+++ Dataset records

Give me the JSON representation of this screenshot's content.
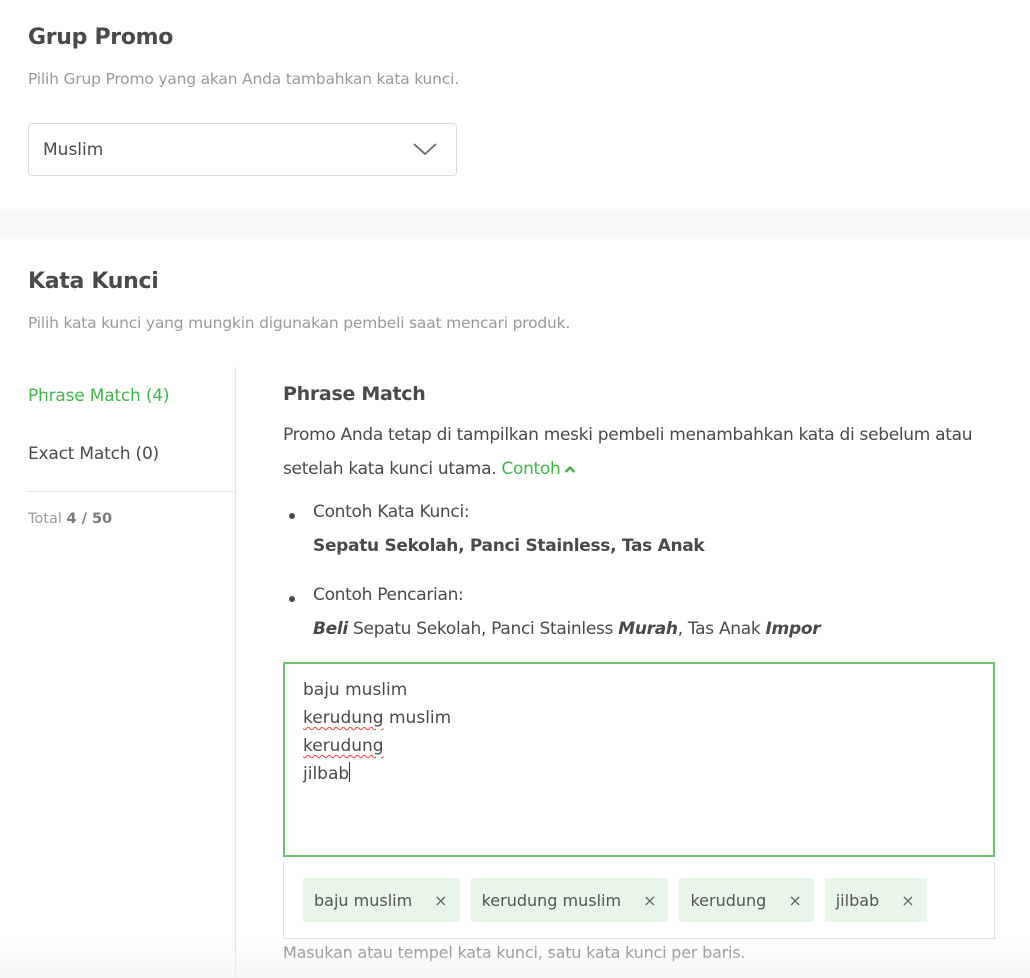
{
  "grup_promo": {
    "title": "Grup Promo",
    "subtitle": "Pilih Grup Promo yang akan Anda tambahkan kata kunci.",
    "select_value": "Muslim",
    "select_icon": "chevron-down-icon"
  },
  "kata_kunci": {
    "title": "Kata Kunci",
    "subtitle": "Pilih kata kunci yang mungkin digunakan pembeli saat mencari produk."
  },
  "sidebar": {
    "items": [
      {
        "label": "Phrase Match (4)",
        "active": true
      },
      {
        "label": "Exact Match (0)",
        "active": false
      }
    ],
    "total_label": "Total",
    "total_value": "4 / 50"
  },
  "phrase_match": {
    "title": "Phrase Match",
    "description": "Promo Anda tetap di tampilkan meski pembeli menambahkan kata di sebelum atau setelah kata kunci utama.",
    "example_link": "Contoh",
    "example_link_icon": "chevron-up-icon",
    "examples": [
      {
        "label": "Contoh Kata Kunci:",
        "parts": [
          {
            "text": "Sepatu Sekolah, Panci Stainless, Tas Anak",
            "style": "bold"
          }
        ]
      },
      {
        "label": "Contoh Pencarian:",
        "parts": [
          {
            "text": "Beli",
            "style": "bold-italic"
          },
          {
            "text": " Sepatu Sekolah, Panci Stainless ",
            "style": "normal"
          },
          {
            "text": "Murah",
            "style": "bold-italic"
          },
          {
            "text": ", Tas Anak ",
            "style": "normal"
          },
          {
            "text": "Impor",
            "style": "bold-italic"
          }
        ]
      }
    ],
    "textarea_lines": [
      "baju muslim",
      "kerudung muslim",
      "kerudung",
      "jilbab"
    ],
    "chips": [
      "baju muslim",
      "kerudung muslim",
      "kerudung",
      "jilbab"
    ],
    "chip_remove_glyph": "×",
    "hint": "Masukan atau tempel kata kunci, satu kata kunci per baris."
  },
  "colors": {
    "accent": "#42b549",
    "input_focus_border": "#6cc470",
    "chip_bg": "#e8f5e9",
    "band_bg": "#f8f8f9"
  }
}
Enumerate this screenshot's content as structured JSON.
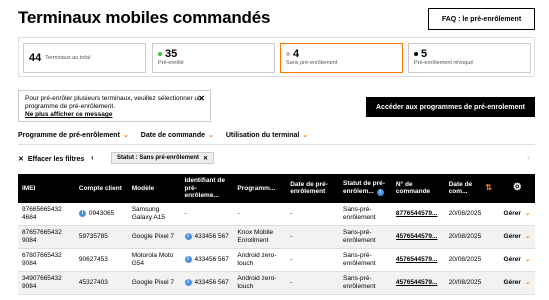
{
  "page_title": "Terminaux mobiles commandés",
  "faq_button": "FAQ : le pré-enrôlement",
  "summary": [
    {
      "num": "44",
      "label": "Terminaux au total",
      "dot": ""
    },
    {
      "num": "35",
      "label": "Pré-enrôlé",
      "dot": "#32c832"
    },
    {
      "num": "4",
      "label": "Sans pré-enrôlement",
      "dot": "#bbbbbb"
    },
    {
      "num": "5",
      "label": "Pré-enrôlement révoqué",
      "dot": "#000000"
    }
  ],
  "notice": {
    "text": "Pour pré-enrôler plusieurs terminaux, veuillez sélectionner un programme de pré-enrôlement.",
    "link": "Ne plus afficher ce message"
  },
  "access_button": "Accéder aux programmes de pré-enrolement",
  "filters": [
    "Programme de pré-enrôlement",
    "Date de commande",
    "Utilisation du terminal"
  ],
  "clear_filters": "Effacer les filtres",
  "chip": "Statut : Sans pré-enrôlement",
  "table": {
    "headers": [
      "IMEI",
      "Compte client",
      "Modèle",
      "Identifiant de pré-enrôleme...",
      "Programm...",
      "Date de pré-enrôlement",
      "Statut de pré-enrôlem...",
      "N° de commande",
      "Date de com...",
      "",
      ""
    ],
    "rows": [
      {
        "imei": "97665665432 4684",
        "account": "0943065",
        "account_info": true,
        "model": "Samsung Galaxy A15",
        "ident": "-",
        "ident_info": false,
        "program": "-",
        "date_pre": "-",
        "status": "Sans-pré-enrôlement",
        "order": "8776544579...",
        "date_cmd": "20/08/2025",
        "manage": "Gérer"
      },
      {
        "imei": "87657665432 9084",
        "account": "59735785",
        "account_info": false,
        "model": "Google Pixel 7",
        "ident": "433456 567",
        "ident_info": true,
        "program": "Knox Mobile Enrollment",
        "date_pre": "-",
        "status": "Sans-pré-enrôlement",
        "order": "4576544579...",
        "date_cmd": "20/08/2025",
        "manage": "Gérer"
      },
      {
        "imei": "67807665432 9084",
        "account": "90627453",
        "account_info": false,
        "model": "Motorola Moto G54",
        "ident": "433456 567",
        "ident_info": true,
        "program": "Android zero-touch",
        "date_pre": "-",
        "status": "Sans-pré-enrôlement",
        "order": "4576544579...",
        "date_cmd": "20/08/2025",
        "manage": "Gérer"
      },
      {
        "imei": "34907665432 9084",
        "account": "45327403",
        "account_info": false,
        "model": "Google Pixel 7",
        "ident": "433456 567",
        "ident_info": true,
        "program": "Android zero-touch",
        "date_pre": "-",
        "status": "Sans-pré-enrôlement",
        "order": "4576544579...",
        "date_cmd": "20/08/2025",
        "manage": "Gérer"
      }
    ]
  }
}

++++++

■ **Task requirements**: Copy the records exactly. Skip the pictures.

■ **Task result**:
Give me the JSON representation of this screenshot's content.
{
  "grup_promo": {
    "title": "Grup Promo",
    "subtitle": "Pilih Grup Promo yang akan Anda tambahkan kata kunci.",
    "select_value": "Muslim",
    "select_icon": "chevron-down-icon"
  },
  "kata_kunci": {
    "title": "Kata Kunci",
    "subtitle": "Pilih kata kunci yang mungkin digunakan pembeli saat mencari produk."
  },
  "sidebar": {
    "items": [
      {
        "label": "Phrase Match (4)",
        "active": true
      },
      {
        "label": "Exact Match (0)",
        "active": false
      }
    ],
    "total_label": "Total",
    "total_value": "4 / 50"
  },
  "phrase_match": {
    "title": "Phrase Match",
    "description": "Promo Anda tetap di tampilkan meski pembeli menambahkan kata di sebelum atau setelah kata kunci utama.",
    "example_link": "Contoh",
    "example_link_icon": "chevron-up-icon",
    "examples": [
      {
        "label": "Contoh Kata Kunci:",
        "parts": [
          {
            "text": "Sepatu Sekolah, Panci Stainless, Tas Anak",
            "style": "bold"
          }
        ]
      },
      {
        "label": "Contoh Pencarian:",
        "parts": [
          {
            "text": "Beli",
            "style": "bold-italic"
          },
          {
            "text": " Sepatu Sekolah, Panci Stainless ",
            "style": "normal"
          },
          {
            "text": "Murah",
            "style": "bold-italic"
          },
          {
            "text": ", Tas Anak ",
            "style": "normal"
          },
          {
            "text": "Impor",
            "style": "bold-italic"
          }
        ]
      }
    ],
    "textarea_lines": [
      "baju muslim",
      "kerudung muslim",
      "kerudung",
      "jilbab"
    ],
    "chips": [
      "baju muslim",
      "kerudung muslim",
      "kerudung",
      "jilbab"
    ],
    "chip_remove_glyph": "×",
    "hint": "Masukan atau tempel kata kunci, satu kata kunci per baris."
  },
  "colors": {
    "accent": "#42b549",
    "input_focus_border": "#6cc470",
    "chip_bg": "#e8f5e9",
    "band_bg": "#f8f8f9"
  }
}
Enumerate this screenshot's content as structured JSON.
{
  "page_title": "Terminaux mobiles commandés",
  "faq_button": "FAQ : le pré-enrôlement",
  "summary": [
    {
      "num": "44",
      "label": "Terminaux au total",
      "dot": ""
    },
    {
      "num": "35",
      "label": "Pré-enrôlé",
      "dot": "#32c832"
    },
    {
      "num": "4",
      "label": "Sans pré-enrôlement",
      "dot": "#bbbbbb"
    },
    {
      "num": "5",
      "label": "Pré-enrôlement révoqué",
      "dot": "#000000"
    }
  ],
  "notice": {
    "text": "Pour pré-enrôler plusieurs terminaux, veuillez sélectionner un programme de pré-enrôlement.",
    "link": "Ne plus afficher ce message"
  },
  "access_button": "Accéder aux programmes de pré-enrolement",
  "filters": [
    "Programme de pré-enrôlement",
    "Date de commande",
    "Utilisation du terminal"
  ],
  "clear_filters": "Effacer les filtres",
  "chip": "Statut : Sans pré-enrôlement",
  "table": {
    "headers": [
      "IMEI",
      "Compte client",
      "Modèle",
      "Identifiant de pré-enrôleme...",
      "Programm...",
      "Date de pré-enrôlement",
      "Statut de pré-enrôlem...",
      "N° de commande",
      "Date de com...",
      "",
      ""
    ],
    "rows": [
      {
        "imei": "97665665432 4684",
        "account": "0943065",
        "account_info": true,
        "model": "Samsung Galaxy A15",
        "ident": "-",
        "ident_info": false,
        "program": "-",
        "date_pre": "-",
        "status": "Sans-pré-enrôlement",
        "order": "8776544579...",
        "date_cmd": "20/08/2025",
        "manage": "Gérer"
      },
      {
        "imei": "87657665432 9084",
        "account": "59735785",
        "account_info": false,
        "model": "Google Pixel 7",
        "ident": "433456 567",
        "ident_info": true,
        "program": "Knox Mobile Enrollment",
        "date_pre": "-",
        "status": "Sans-pré-enrôlement",
        "order": "4576544579...",
        "date_cmd": "20/08/2025",
        "manage": "Gérer"
      },
      {
        "imei": "67807665432 9084",
        "account": "90627453",
        "account_info": false,
        "model": "Motorola Moto G54",
        "ident": "433456 567",
        "ident_info": true,
        "program": "Android zero-touch",
        "date_pre": "-",
        "status": "Sans-pré-enrôlement",
        "order": "4576544579...",
        "date_cmd": "20/08/2025",
        "manage": "Gérer"
      },
      {
        "imei": "34907665432 9084",
        "account": "45327403",
        "account_info": false,
        "model": "Google Pixel 7",
        "ident": "433456 567",
        "ident_info": true,
        "program": "Android zero-touch",
        "date_pre": "-",
        "status": "Sans-pré-enrôlement",
        "order": "4576544579...",
        "date_cmd": "20/08/2025",
        "manage": "Gérer"
      }
    ]
  }
}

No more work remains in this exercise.